Five goals for fairer education
In 2012, we created the Fair Education Impact Goals. These are five targets which, if achieved by 2022, will substantially reduce educational inequality. The goals follow the educational journey of a child from primary school through to higher education and employment. We measure progress against them every year, and present our findings in our annual report card.
Impact Goal 1
Narrow the gap in literacy and numeracy at primary school
Literacy: The National Literacy Trust
Numeracy: Achievement for All and KPMG
Our 2018 Report Card found that the gap in primary literacy and numeracy had marginally narrowed since 2017. The biggest improvement was in the East of England, but this was offset by a widening of the gap in the West Midlands. Progress has slowed in the last couple of years.
Impact Goal 2
Narrow the gap in GCSE attainment at secondary school
Chaired by: Ambition School Leadership

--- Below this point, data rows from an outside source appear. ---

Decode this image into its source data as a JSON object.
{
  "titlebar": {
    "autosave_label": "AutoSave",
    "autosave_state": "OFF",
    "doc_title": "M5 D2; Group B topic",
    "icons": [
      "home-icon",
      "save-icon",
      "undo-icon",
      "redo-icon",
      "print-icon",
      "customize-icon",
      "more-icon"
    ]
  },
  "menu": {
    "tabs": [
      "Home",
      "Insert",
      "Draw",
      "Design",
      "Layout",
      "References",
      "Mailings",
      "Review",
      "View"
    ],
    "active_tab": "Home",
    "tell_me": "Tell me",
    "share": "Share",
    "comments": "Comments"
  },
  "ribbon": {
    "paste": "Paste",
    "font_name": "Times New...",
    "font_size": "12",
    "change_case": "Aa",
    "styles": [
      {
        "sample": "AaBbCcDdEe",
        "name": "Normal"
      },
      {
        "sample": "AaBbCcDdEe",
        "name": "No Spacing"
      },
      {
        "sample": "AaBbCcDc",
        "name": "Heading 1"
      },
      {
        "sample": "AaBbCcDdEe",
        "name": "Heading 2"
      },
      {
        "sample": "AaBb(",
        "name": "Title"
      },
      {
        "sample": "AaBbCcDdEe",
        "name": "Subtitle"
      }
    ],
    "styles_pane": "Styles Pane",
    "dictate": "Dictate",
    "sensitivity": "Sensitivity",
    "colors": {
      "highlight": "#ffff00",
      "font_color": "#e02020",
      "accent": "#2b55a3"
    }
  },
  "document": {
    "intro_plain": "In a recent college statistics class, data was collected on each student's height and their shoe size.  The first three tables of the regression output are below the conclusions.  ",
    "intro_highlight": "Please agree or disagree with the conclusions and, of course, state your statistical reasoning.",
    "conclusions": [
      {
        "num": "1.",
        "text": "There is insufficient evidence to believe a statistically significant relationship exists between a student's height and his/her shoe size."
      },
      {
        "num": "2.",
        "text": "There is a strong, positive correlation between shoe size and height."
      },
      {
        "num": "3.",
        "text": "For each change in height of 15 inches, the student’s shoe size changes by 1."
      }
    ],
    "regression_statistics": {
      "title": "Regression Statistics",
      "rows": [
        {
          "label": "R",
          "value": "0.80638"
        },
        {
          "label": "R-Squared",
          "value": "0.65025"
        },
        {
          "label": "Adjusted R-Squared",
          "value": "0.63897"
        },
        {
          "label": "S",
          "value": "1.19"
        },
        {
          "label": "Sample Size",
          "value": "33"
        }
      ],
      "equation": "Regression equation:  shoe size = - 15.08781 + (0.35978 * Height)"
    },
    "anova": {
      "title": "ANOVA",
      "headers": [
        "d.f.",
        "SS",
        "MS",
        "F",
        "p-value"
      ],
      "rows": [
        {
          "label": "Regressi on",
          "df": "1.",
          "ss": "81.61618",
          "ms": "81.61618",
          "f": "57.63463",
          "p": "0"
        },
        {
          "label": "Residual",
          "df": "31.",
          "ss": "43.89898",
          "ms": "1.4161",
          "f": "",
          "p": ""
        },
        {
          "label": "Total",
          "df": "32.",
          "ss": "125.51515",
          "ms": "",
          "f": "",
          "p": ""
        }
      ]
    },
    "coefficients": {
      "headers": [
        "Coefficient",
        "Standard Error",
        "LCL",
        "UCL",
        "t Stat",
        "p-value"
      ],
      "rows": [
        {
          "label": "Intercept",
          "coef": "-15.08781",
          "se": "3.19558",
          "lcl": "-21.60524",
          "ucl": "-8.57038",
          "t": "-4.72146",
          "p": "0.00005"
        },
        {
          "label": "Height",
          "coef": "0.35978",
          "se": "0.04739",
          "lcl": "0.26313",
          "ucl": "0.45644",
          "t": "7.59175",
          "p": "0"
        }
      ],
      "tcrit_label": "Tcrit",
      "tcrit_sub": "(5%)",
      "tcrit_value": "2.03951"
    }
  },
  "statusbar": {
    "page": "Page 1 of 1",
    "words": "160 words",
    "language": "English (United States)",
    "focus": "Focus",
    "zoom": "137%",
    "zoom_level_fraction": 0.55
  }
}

Our 2018 Report Card found that the gap in GCSE attainment had narrowed for the sixth year in a row, by 0.7 months since 2017. However, some of this improvement is likely to have been caused by changes to the subjects pupils were entered for in 2017. The biggest progress has been made in London and the South West, where there was an average decrease of 3 months.
Impact Goal 3
Ensure young people develop social and emotional competencies, good mental health and wellbeing
Chaired by: Family Links and Canterbury Christ Church University
We exclusion data is used as a proxy for wellbeing because of proven links between the two. Our 2018 Report Card found that the rate of exclusions in England continues to rise at an alarming rate, with students on free school meals four times as likely to be excluded than their peers, slightly down on 2017.
Impact Goal 4
Narrow the gap in the proportion of young people taking part in further education or training after finishing their GCSEs
Chaired by: Business in the Community
Our 2018 Report Card found that in 2015/16, the gap between those from schools serving low and high-income communities remaining in education after their GCSEs remained at 7 percentage points, having widened fractionally since 2014/15, but by less than 1 percentage point. The gap in broader ‘positive destinations’ including work-based training had remained at the same level since 2013/14 and stands at 6 percentage points.
Impact Goal 5
Narrow the gap in university graduation, including from the 25% most selective universities
Chaired by: The Access Project
Our 2018 Report Card found that the gap between the most advantaged and the most disadvantaged students entering university remained very large, at almost 40 percentage points. The most advantaged students are almost four times more likely to go to university, and ten times more likely to go to a top university.